• The data:
*** Begin section ***

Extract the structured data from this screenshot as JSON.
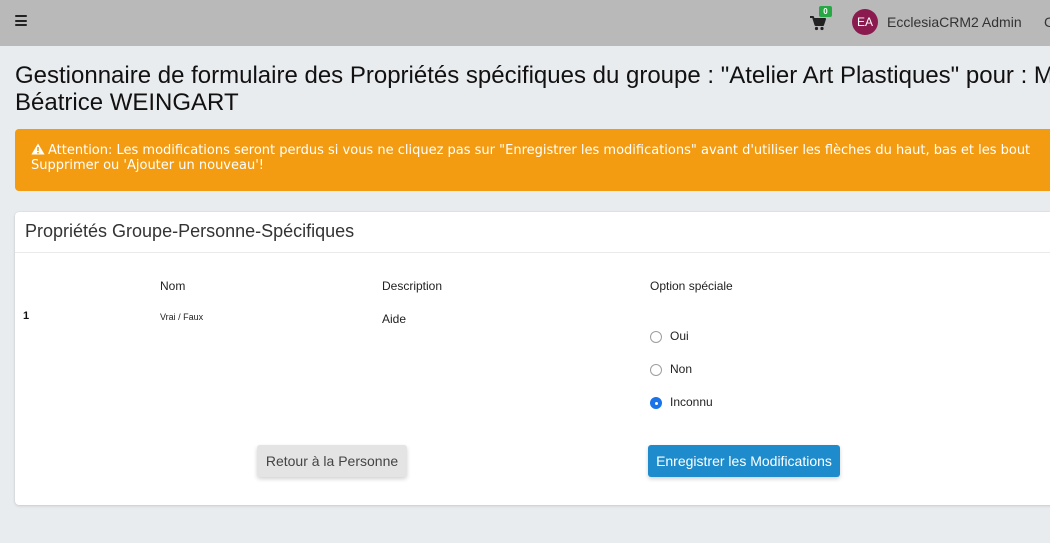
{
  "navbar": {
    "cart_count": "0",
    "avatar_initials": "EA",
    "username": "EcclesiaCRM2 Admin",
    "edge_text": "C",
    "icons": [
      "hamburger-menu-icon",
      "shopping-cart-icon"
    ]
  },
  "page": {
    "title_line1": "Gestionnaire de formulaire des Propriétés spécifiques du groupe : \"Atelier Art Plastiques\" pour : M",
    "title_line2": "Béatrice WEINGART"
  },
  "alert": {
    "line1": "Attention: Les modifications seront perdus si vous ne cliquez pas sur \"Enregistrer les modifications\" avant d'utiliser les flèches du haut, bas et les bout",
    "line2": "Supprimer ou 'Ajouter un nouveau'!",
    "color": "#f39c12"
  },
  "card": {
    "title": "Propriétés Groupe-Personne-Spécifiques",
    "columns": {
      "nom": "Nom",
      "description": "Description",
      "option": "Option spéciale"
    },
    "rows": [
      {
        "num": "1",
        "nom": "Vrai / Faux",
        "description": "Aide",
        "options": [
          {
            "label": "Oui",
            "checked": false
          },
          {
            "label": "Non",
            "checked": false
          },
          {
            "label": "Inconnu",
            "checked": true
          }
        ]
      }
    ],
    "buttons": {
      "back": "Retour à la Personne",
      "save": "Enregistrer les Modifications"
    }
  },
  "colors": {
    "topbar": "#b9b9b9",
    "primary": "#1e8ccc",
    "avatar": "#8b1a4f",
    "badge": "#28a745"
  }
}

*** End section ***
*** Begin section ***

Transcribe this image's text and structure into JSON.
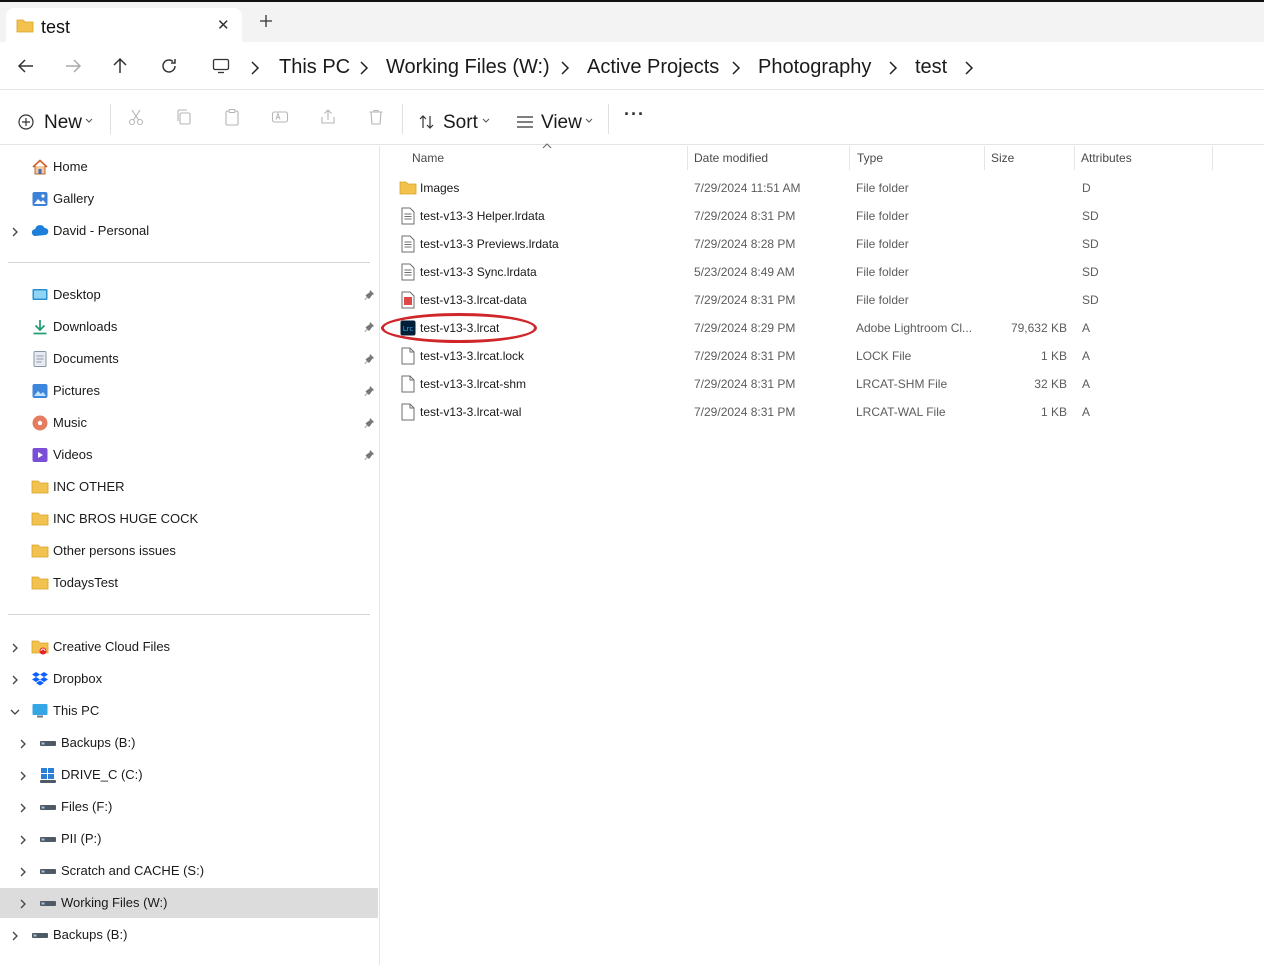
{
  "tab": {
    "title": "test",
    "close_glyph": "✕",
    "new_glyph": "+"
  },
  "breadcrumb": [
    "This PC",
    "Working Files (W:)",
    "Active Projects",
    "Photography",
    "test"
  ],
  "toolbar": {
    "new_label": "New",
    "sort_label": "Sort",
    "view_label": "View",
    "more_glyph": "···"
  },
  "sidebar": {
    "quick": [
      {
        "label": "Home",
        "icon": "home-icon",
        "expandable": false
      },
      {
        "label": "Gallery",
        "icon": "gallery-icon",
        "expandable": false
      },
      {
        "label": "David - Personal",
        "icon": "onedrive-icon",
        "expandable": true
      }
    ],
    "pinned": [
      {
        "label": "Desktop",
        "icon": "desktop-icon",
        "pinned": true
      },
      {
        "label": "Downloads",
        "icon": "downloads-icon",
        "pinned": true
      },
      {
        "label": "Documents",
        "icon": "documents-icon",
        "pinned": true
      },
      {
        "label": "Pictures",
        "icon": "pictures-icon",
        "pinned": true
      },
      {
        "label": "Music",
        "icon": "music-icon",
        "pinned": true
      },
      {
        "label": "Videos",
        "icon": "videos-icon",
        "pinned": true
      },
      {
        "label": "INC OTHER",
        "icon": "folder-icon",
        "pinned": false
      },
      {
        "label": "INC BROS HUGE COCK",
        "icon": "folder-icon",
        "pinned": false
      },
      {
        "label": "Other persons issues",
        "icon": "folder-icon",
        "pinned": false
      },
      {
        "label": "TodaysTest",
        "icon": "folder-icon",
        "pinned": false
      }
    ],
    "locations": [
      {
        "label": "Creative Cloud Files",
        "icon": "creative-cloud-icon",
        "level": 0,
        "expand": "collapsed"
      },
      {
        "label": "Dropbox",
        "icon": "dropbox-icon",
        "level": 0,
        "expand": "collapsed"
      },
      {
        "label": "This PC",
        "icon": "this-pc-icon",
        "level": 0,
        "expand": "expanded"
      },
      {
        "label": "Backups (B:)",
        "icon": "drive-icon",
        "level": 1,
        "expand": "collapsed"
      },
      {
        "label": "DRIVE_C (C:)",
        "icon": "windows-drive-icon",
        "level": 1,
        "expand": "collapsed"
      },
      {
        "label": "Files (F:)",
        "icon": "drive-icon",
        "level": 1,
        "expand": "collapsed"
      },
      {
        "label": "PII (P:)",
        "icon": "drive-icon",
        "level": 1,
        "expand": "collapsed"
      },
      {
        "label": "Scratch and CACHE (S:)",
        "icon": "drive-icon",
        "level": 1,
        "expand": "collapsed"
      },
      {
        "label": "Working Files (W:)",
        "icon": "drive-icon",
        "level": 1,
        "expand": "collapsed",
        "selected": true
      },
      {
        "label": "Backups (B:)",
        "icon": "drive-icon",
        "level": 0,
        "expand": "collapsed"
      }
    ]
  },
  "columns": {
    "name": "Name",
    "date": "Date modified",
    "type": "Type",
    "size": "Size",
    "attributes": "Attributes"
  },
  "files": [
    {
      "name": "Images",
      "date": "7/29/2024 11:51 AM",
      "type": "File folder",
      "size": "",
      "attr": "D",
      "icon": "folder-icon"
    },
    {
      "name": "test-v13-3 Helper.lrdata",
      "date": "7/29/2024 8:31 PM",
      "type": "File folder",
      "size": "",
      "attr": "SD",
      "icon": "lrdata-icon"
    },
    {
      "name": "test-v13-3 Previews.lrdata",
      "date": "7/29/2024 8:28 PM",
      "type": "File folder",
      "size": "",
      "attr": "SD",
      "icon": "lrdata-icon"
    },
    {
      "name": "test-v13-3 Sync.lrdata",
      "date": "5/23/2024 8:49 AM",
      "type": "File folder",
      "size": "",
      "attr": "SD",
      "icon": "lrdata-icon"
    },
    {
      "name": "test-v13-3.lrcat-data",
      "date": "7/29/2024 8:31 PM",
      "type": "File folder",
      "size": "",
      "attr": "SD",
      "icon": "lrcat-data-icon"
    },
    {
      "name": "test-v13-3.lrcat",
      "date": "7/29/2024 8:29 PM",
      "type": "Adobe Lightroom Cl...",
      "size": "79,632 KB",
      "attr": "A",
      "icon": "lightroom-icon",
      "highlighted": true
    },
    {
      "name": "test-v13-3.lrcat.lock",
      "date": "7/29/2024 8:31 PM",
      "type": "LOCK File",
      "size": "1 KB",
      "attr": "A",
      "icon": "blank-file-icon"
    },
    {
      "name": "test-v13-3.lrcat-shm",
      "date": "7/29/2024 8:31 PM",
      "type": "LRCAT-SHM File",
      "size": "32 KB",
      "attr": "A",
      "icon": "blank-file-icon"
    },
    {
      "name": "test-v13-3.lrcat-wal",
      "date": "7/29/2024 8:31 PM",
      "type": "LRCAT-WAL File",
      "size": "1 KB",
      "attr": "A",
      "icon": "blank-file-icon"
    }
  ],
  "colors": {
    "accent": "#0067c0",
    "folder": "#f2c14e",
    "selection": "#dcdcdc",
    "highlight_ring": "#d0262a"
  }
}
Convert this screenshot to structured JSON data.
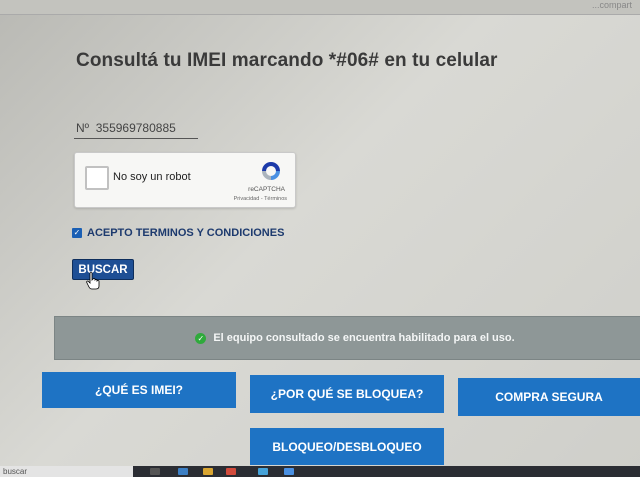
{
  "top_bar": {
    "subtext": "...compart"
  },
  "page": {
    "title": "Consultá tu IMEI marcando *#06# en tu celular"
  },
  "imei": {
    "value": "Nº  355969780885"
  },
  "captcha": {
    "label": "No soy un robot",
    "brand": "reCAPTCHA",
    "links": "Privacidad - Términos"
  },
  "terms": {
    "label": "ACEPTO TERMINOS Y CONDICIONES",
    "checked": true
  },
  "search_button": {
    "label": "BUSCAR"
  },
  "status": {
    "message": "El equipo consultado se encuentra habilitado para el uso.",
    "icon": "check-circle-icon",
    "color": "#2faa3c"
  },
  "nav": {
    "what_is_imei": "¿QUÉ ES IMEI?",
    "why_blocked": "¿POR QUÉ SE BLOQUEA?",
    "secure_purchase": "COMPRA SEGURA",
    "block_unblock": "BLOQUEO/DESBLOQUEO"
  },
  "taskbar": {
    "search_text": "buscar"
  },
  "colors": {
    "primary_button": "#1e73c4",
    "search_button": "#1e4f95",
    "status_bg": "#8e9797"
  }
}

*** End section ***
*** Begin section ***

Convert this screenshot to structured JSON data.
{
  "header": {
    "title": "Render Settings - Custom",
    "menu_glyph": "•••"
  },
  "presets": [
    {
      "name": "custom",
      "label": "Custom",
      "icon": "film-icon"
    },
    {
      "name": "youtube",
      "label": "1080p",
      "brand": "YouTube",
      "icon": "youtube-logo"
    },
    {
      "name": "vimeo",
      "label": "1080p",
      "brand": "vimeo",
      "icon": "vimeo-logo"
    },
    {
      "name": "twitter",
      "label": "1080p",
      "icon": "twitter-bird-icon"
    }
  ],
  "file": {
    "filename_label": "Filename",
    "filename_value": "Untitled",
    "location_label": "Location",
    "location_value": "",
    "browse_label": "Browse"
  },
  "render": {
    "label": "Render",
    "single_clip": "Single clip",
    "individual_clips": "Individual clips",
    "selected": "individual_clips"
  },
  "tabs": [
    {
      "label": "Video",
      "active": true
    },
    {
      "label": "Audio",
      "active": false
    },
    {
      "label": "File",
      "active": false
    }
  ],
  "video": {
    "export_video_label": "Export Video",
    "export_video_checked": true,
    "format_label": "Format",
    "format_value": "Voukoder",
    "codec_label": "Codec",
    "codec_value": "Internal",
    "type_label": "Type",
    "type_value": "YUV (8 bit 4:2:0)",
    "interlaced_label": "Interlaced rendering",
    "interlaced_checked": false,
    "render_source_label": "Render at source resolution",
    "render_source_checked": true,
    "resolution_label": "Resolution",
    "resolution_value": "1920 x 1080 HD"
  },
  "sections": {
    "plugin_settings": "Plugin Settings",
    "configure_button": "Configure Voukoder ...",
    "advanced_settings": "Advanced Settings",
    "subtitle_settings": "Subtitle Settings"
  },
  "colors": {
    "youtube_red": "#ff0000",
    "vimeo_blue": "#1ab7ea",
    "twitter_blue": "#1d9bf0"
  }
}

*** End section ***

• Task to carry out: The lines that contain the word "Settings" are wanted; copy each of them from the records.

• Written response:
    "title": "Render Settings - Custom",
    "plugin_settings": "Plugin Settings",
    "advanced_settings": "Advanced Settings",
    "subtitle_settings": "Subtitle Settings"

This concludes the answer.